In the liner notes to his new quartet album, Slow Play, pianist Ben Markley proudly cites pianist Cedar Walton (1934-2013) as one of his key influences. The disc is a follow-up to the Ben Markley Big Band's Clockwise: The Music Of Cedar Walton (OA2), which received a 4-star review in the July 2017 issue of DownBeat. On his current project, Markley incorporates Walton's strong sense of melodicism into a program of eight highly satisfying original compositions. Markley, the director of jazz studies at the University of Wyoming, recorded the album at Denver's Mighty Fine Studios. His stellar bandmates are musicians with whom he previously had collaborated, and he wrote the tunes with them in mind: bassist Marty Kenney, drummer Jim White and monster saxophonist Joel Frahm. Conga player Andy Wheelock (who is also on the faculty at UW) adds intriguing Latin textures to two tracks: "Max's Mission" and "One For Armando."
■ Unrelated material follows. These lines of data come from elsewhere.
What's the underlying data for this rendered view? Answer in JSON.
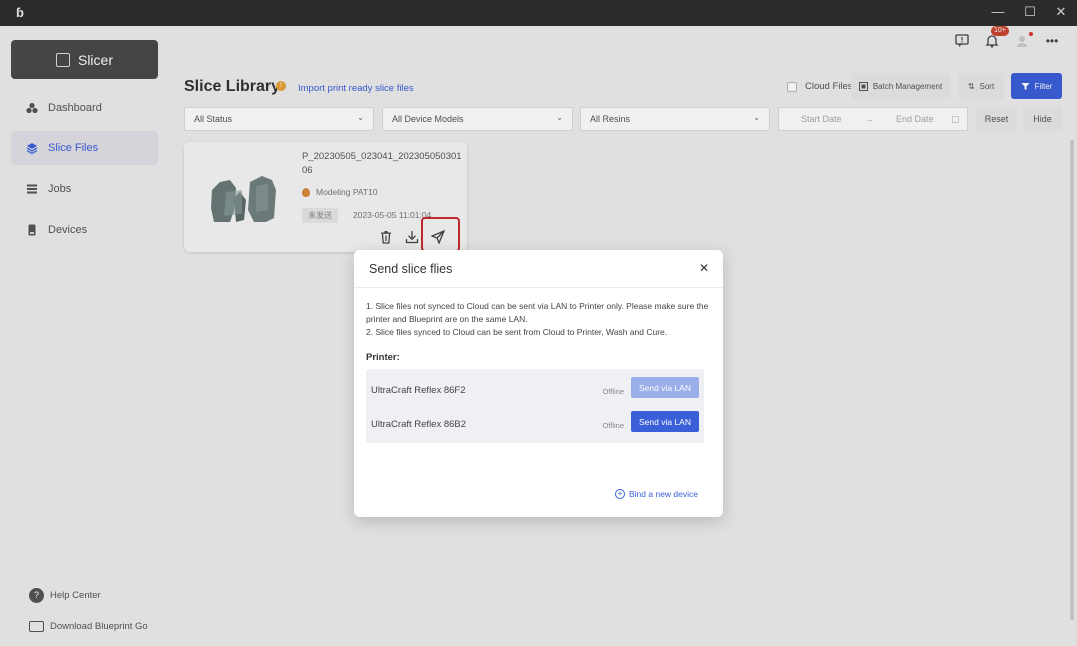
{
  "titlebar": {
    "logo": "ɓ",
    "controls": [
      "—",
      "☐",
      "✕"
    ]
  },
  "sidebar": {
    "slicer_label": "Slicer",
    "items": [
      {
        "label": "Dashboard",
        "icon": "dashboard-icon"
      },
      {
        "label": "Slice Files",
        "icon": "layers-icon",
        "active": true
      },
      {
        "label": "Jobs",
        "icon": "jobs-icon"
      },
      {
        "label": "Devices",
        "icon": "devices-icon"
      }
    ],
    "help_center": "Help Center",
    "download": "Download Blueprint Go"
  },
  "header": {
    "badge": "10+",
    "title": "Slice Library",
    "import_link": "Import print ready slice files",
    "cloud_files": "Cloud Files",
    "batch_management": "Batch Management",
    "sort": "Sort",
    "filter": "Filter"
  },
  "filters": {
    "status": "All Status",
    "device_models": "All Device Models",
    "resins": "All Resins",
    "start_date": "Start Date",
    "end_date": "End Date",
    "reset": "Reset",
    "hide": "Hide"
  },
  "card": {
    "name": "P_20230505_023041_20230505030106",
    "resin": "Modeling PAT10",
    "status": "未发送",
    "date": "2023-05-05 11:01:04"
  },
  "modal": {
    "title": "Send slice flies",
    "note1": "1. Slice files not synced to Cloud can be sent via LAN to Printer only. Please make sure the printer and Blueprint are on the same LAN.",
    "note2": "2. Slice files synced to Cloud can be sent from Cloud to Printer, Wash and Cure.",
    "printer_label": "Printer:",
    "printers": [
      {
        "name": "UltraCraft Reflex 86F2",
        "status": "Offline",
        "button": "Send via LAN",
        "enabled": false
      },
      {
        "name": "UltraCraft Reflex 86B2",
        "status": "Offline",
        "button": "Send via LAN",
        "enabled": true
      }
    ],
    "bind_link": "Bind a new device"
  },
  "colors": {
    "accent": "#3b5fd9",
    "highlight": "#c0282d",
    "sidebar_active": "#e2e2e8"
  }
}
Deep grooves, sweet swing and dynamic interplay are all essential ingredients in this program. On the songs that evolve into blowing vehicles for Frahm—such as the nine-minute "'Mon Back"—he delivers a tenor tone that is brawny yet beauteous, offering solos full of feeling and free of extraneous notes while reinforcing the overall compositional structure. On the ballad "Sentience," White switches to brushes and Frahm picks up a soprano, etching lines that are compelling and never cloying. On the sly, slinky "The Return OF Catboy," Frahm cleverly drops in a quote from Harold Arlen's "If I Only Had A Brain," and on "One For Armando," he briefly nods to "America" (from West Side Story). Throughout the program, Markley steers the ship but gives his bandmates room to roam. Toward the end of "Armando," the drums and conga dialogue with piano support reflects the leader's commitment to serving the song.
This album is one of those sparkling, straightahead gems that can convert pop fans into jazz acolytes.